October 2019 - Rest Days
October's question was from Chloe in Raynes Park. Chloe doesn't want a break:
I run pretty much every day and don't seem to have a problem with it. Other runners and physios and whoever I speak to tells me it's so so important to have a day off. But do I need to if I don't feel like it?
“Well I'm afraid I'm going to join the chorus on this one and say that yes, you should definitely be taking a rest day once every four to five days.
Without wishing to repeat what the others have told you, you must allow your body to recover from the training and racing exertions you've put it through. If you don't, you risk injury and becoming run down with fatigue. You'll also, from a basic performance level, not be able to reach the goals you've set yourself in terms of racing.
You can of course have active rest days if necessary. This can include a relaxing yoga or stretching session for example. Anything that can help alleviate the wear and tear that has built up on your body.
Rest days are best taken the day before a big race and immediately after. Another way to distribute your rest days in your training programme would be to analyse the training block and place them at the end of a series of tough training sessions
“This is a very individual thing and will depend on a variety of factors such as genetics, training history and volume and intensity of sessions. Certainly, some sort of rest is required between sessions, but whether that's a full day, a night's sleep, a nap, or a few hours is very individual.
Most elite distance runners will train twice a day on most days. For such runners, simply cutting back to a single run on one of the days will provide opportunity for a rest. In contrast, beginners can often only manage two or three sessions a week.
If you enjoy running almost every day and you aren't getting injured then there is probably no harm in doing so, but I would strongly suggest that you are not getting the most out of your training if you're not taking longer rests sometimes. And obviously, if your physio has recommeneded certain rest days in response to a specific injury then that advice should be taken seriously.
You don't mention what type of training you're doing, but it may be worth experimenting a little with taking a day's rest before and/or after a harder session or a longer session. If you find a day's rest before means you're able to go significantly harder or that you don't find the session as demanding then that is a sign that the rest is beneficial. If you find you bounce back more quickly after taking a day off after sessions, than that's a good indiciation that it's worthwhile. If you really hate taking days off completely then buffer your harder sessions with shorter and easier runs.”
Our Member's Answer
October's member's answer was from Roy in Lewes. Roy sees no problem with running all the time:

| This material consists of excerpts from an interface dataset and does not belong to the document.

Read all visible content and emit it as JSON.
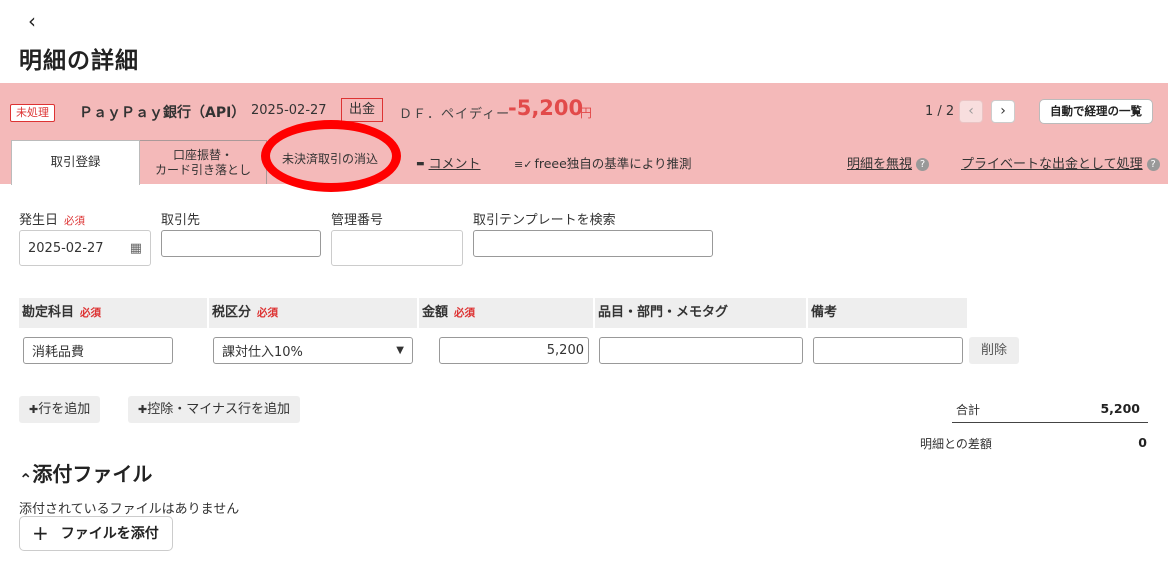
{
  "page": {
    "back_icon": "‹",
    "title": "明細の詳細"
  },
  "header": {
    "status_badge": "未処理",
    "bank_name": "ＰａｙＰａｙ銀行（API）",
    "date": "2025-02-27",
    "direction": "出金",
    "description": "ＤＦ．ペイディー",
    "amount": "-5,200",
    "currency": "円",
    "pager": "1 / 2",
    "prev_icon": "‹",
    "next_icon": "›",
    "auto_button": "自動で経理の一覧"
  },
  "tabs": [
    {
      "label": "取引登録"
    },
    {
      "line1": "口座振替・",
      "line2": "カード引き落とし"
    },
    {
      "label": "未決済取引の消込"
    }
  ],
  "actions": {
    "comment_icon": "▬",
    "comment": "コメント",
    "guess_icon": "≡✓",
    "guess": "freee独自の基準により推測",
    "ignore": "明細を無視",
    "private": "プライベートな出金として処理",
    "help_icon": "?"
  },
  "form": {
    "date_label": "発生日",
    "required": "必須",
    "date_value": "2025-02-27",
    "calendar_icon": "▦",
    "partner_label": "取引先",
    "partner_value": "",
    "manage_label": "管理番号",
    "manage_value": "",
    "template_label": "取引テンプレートを検索",
    "template_value": ""
  },
  "table": {
    "headers": [
      "勘定科目",
      "税区分",
      "金額",
      "品目・部門・メモタグ",
      "備考"
    ],
    "row": {
      "account": "消耗品費",
      "tax": "課対仕入10%",
      "amount": "5,200",
      "tags": "",
      "note": "",
      "delete": "削除"
    }
  },
  "buttons": {
    "plus_icon": "✚",
    "add_row": "行を追加",
    "add_deduction": "控除・マイナス行を追加"
  },
  "summary": {
    "total_label": "合計",
    "total_value": "5,200",
    "diff_label": "明細との差額",
    "diff_value": "0"
  },
  "attachments": {
    "caret_icon": "⌃",
    "title": "添付ファイル",
    "empty": "添付されているファイルはありません",
    "plus_icon": "+",
    "add_button": "ファイルを添付"
  }
}
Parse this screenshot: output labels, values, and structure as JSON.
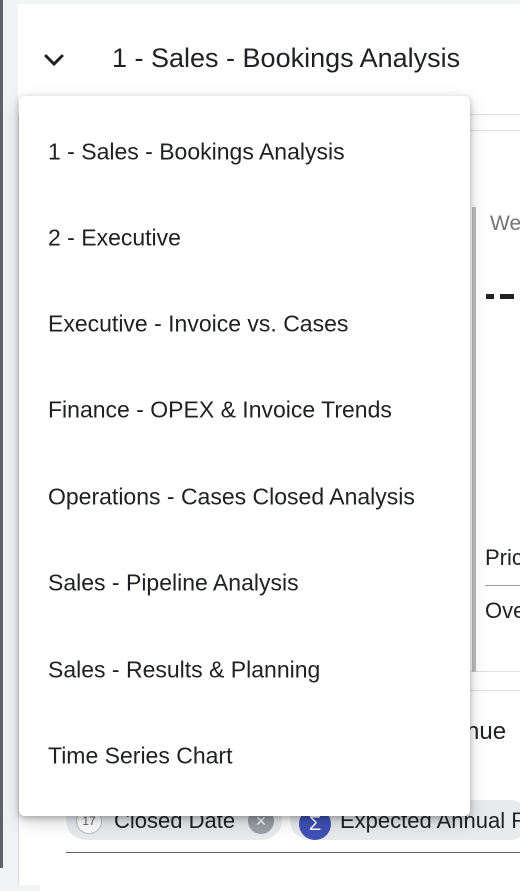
{
  "header": {
    "title": "1 - Sales - Bookings Analysis"
  },
  "background": {
    "we_fragment": "We",
    "price_fragment": "Pric",
    "over_fragment": "Ove",
    "revenue_fragment": "nue",
    "chips": [
      {
        "icon": "calendar-icon",
        "icon_text": "17",
        "label": "Closed Date",
        "remove": "×"
      },
      {
        "icon": "sigma-icon",
        "icon_text": "Σ",
        "label": "Expected Annual R"
      }
    ]
  },
  "menu": {
    "items": [
      {
        "label": "1 - Sales - Bookings Analysis"
      },
      {
        "label": "2 - Executive"
      },
      {
        "label": "Executive - Invoice vs. Cases"
      },
      {
        "label": "Finance - OPEX & Invoice Trends"
      },
      {
        "label": "Operations - Cases Closed Analysis"
      },
      {
        "label": "Sales - Pipeline Analysis"
      },
      {
        "label": "Sales - Results & Planning"
      },
      {
        "label": "Time Series Chart"
      }
    ]
  }
}
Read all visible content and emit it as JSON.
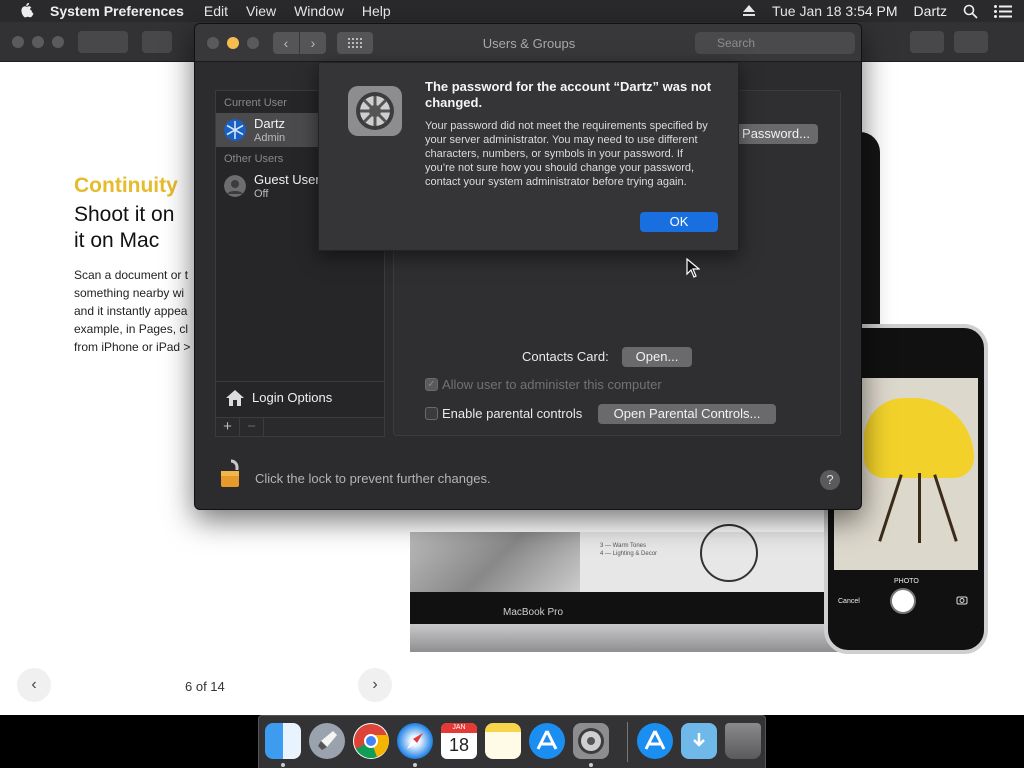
{
  "menubar": {
    "app_name": "System Preferences",
    "items": [
      "Edit",
      "View",
      "Window",
      "Help"
    ],
    "clock": "Tue Jan 18  3:54 PM",
    "user": "Dartz"
  },
  "book": {
    "heading_accent": "Continuity",
    "heading_line1": "Shoot it on",
    "heading_line2": "it on Mac",
    "paragraph": [
      "Scan a document or t",
      "something nearby wi",
      "and it instantly appea",
      "example, in Pages, cl",
      "from iPhone or iPad >"
    ],
    "page_counter": "6 of 14",
    "laptop_label": "MacBook Pro",
    "screen_list": [
      "3 — Warm Tones",
      "4 — Lighting & Decor"
    ],
    "camera_mode": "PHOTO",
    "camera_cancel": "Cancel"
  },
  "users_window": {
    "title": "Users & Groups",
    "search_placeholder": "Search",
    "current_user_label": "Current User",
    "current_user": {
      "name": "Dartz",
      "role": "Admin"
    },
    "other_users_label": "Other Users",
    "other_user": {
      "name": "Guest User",
      "role": "Off"
    },
    "login_options": "Login Options",
    "plus": "+",
    "minus": "−",
    "password_button": "Password...",
    "contacts_label": "Contacts Card:",
    "open_button": "Open...",
    "allow_admin": "Allow user to administer this computer",
    "parental_label": "Enable parental controls",
    "parental_button": "Open Parental Controls...",
    "lock_text": "Click the lock to prevent further changes.",
    "help": "?"
  },
  "alert": {
    "title": "The password for the account “Dartz” was not changed.",
    "message": "Your password did not meet the requirements specified by your server administrator. You may need to use different characters, numbers, or symbols in your password. If you’re not sure how you should change your password, contact your system administrator before trying again.",
    "ok_label": "OK"
  },
  "dock": {
    "apps": [
      "finder-icon",
      "launchpad-icon",
      "chrome-icon",
      "safari-icon",
      "calendar-icon",
      "notes-icon",
      "app-store-icon",
      "system-preferences-icon",
      "app-store-downloads-icon",
      "downloads-folder-icon",
      "trash-icon"
    ],
    "calendar_month": "JAN",
    "calendar_day": "18"
  },
  "colors": {
    "accent_blue": "#1a6fe0",
    "continuity_yellow": "#e6bb2c"
  }
}
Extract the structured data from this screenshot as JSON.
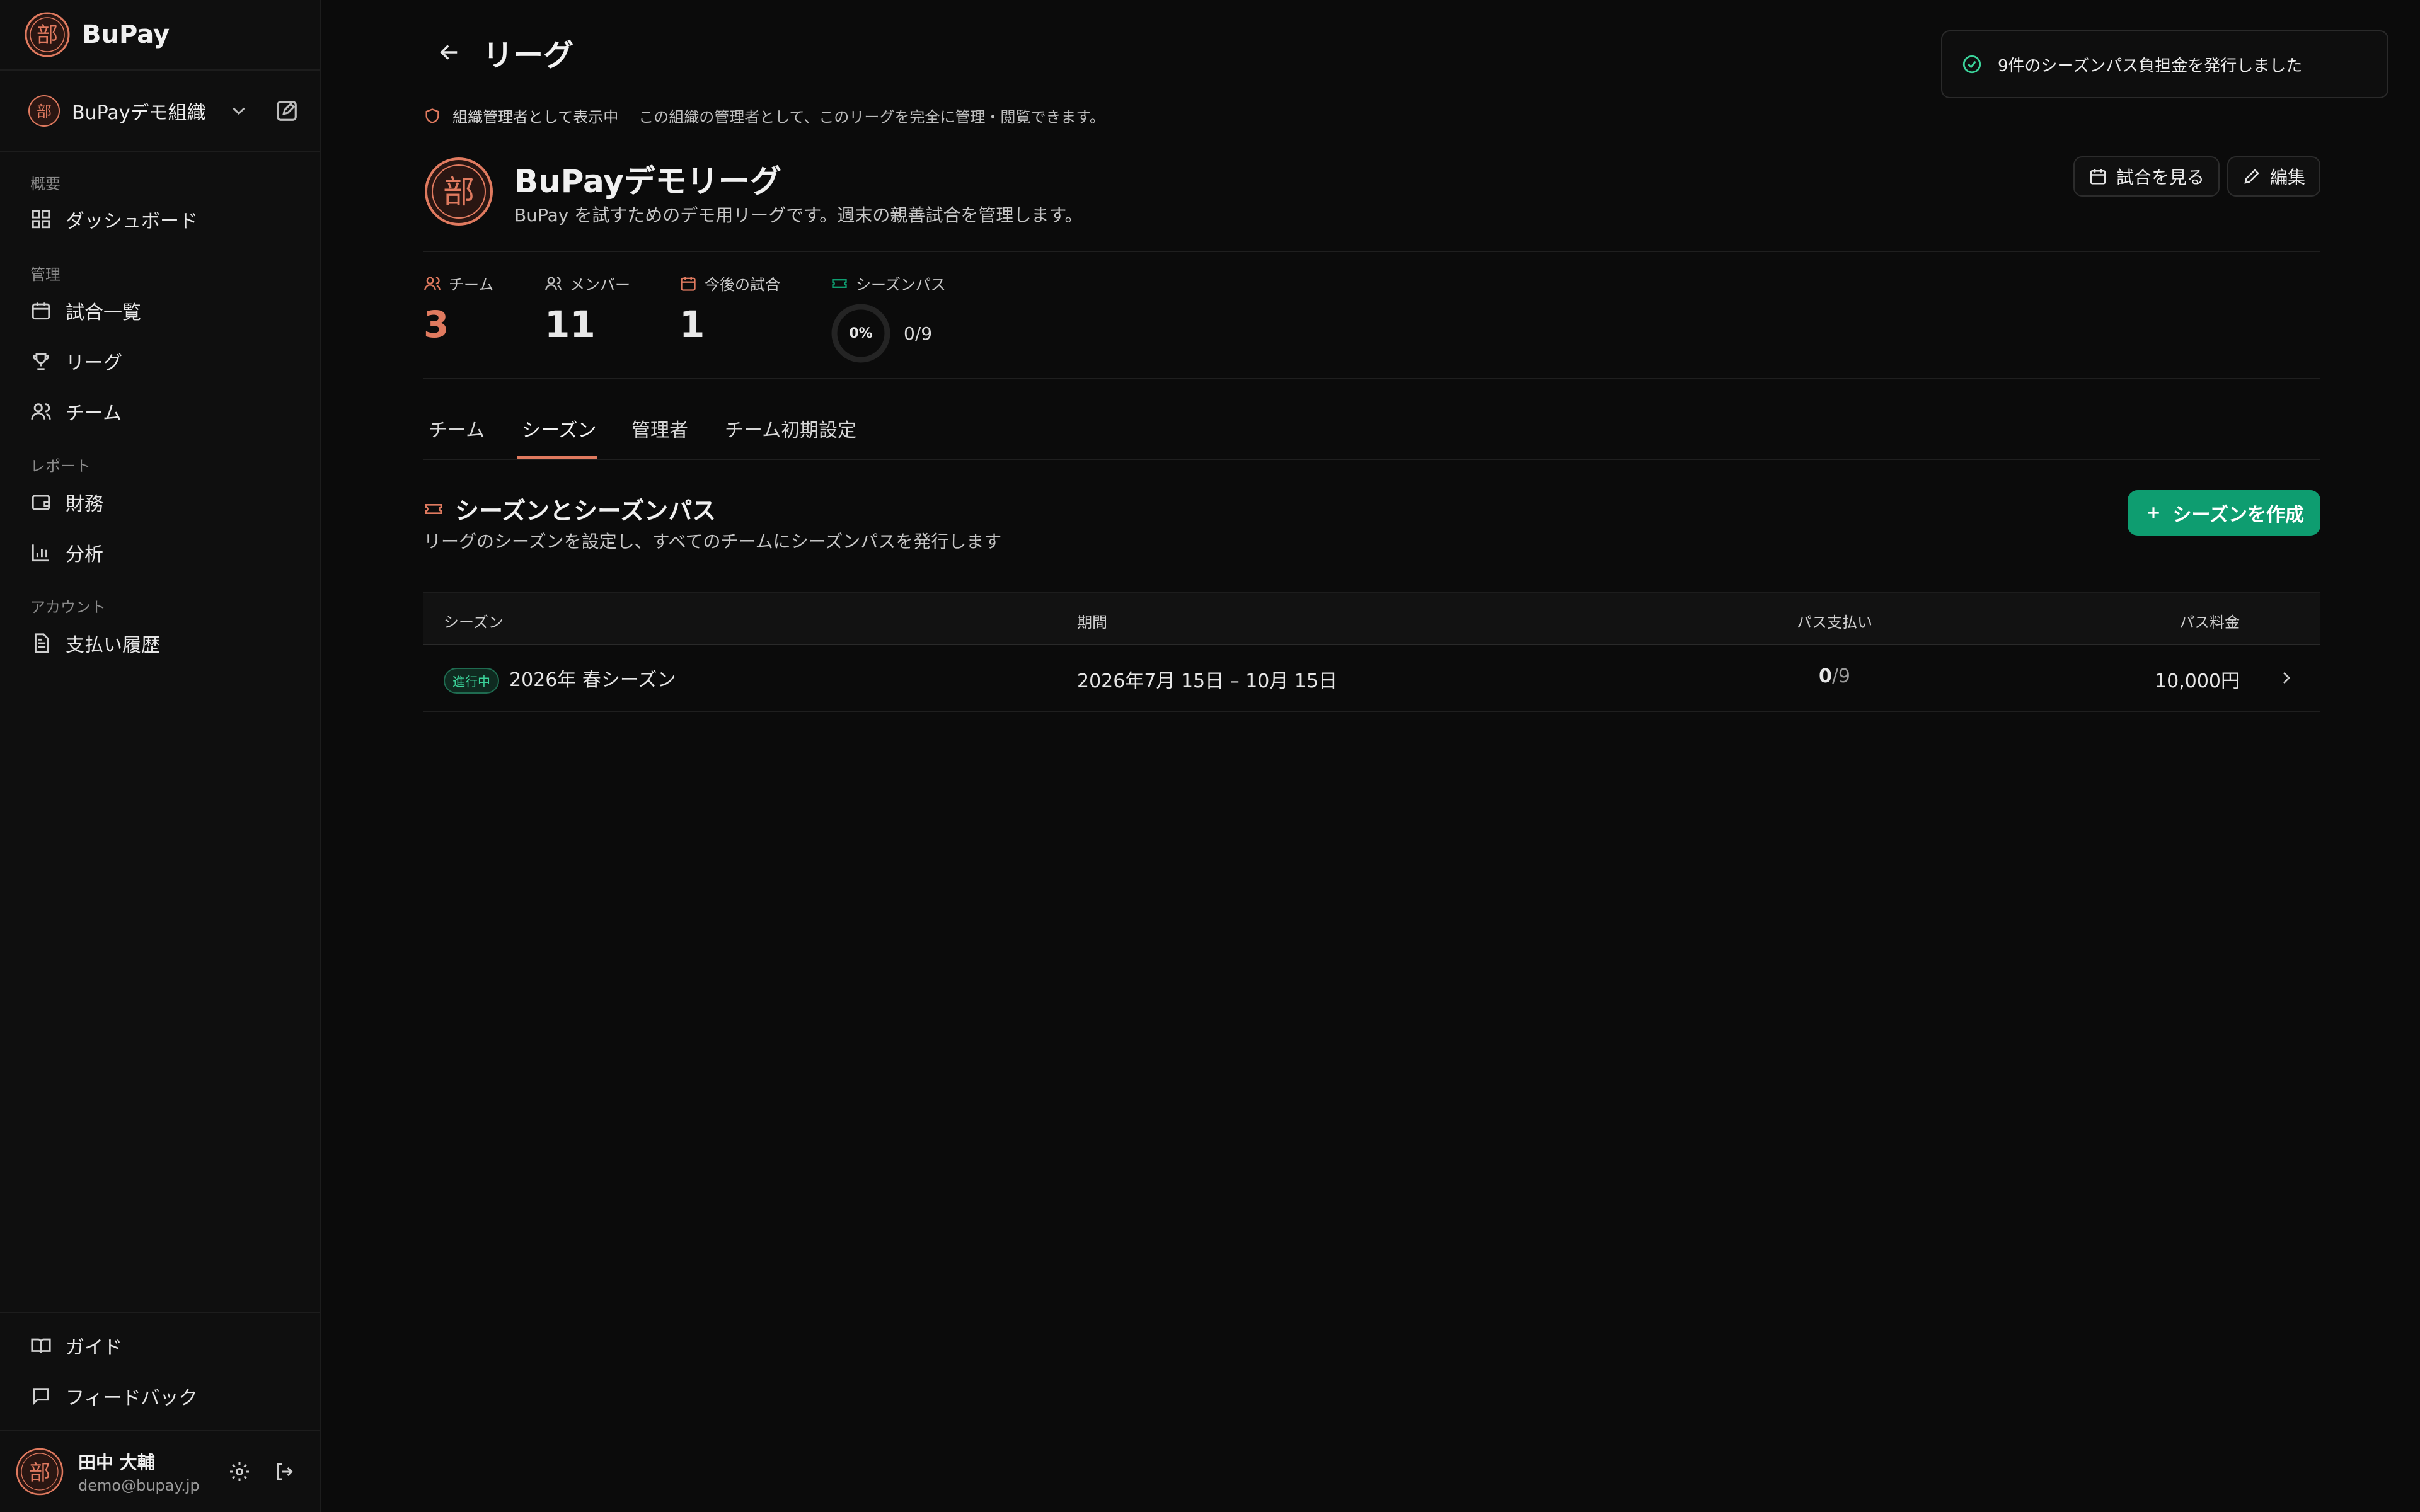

“If you don't feel like you need a rest then don't take one. Now I'm getting a bit older I walk on some days instead of running but for the best part of the last ten years I have exercised almost every day if I'm not ill. The great Ron Hill ran for over 50 years without a day off!”
Keep running, Roy!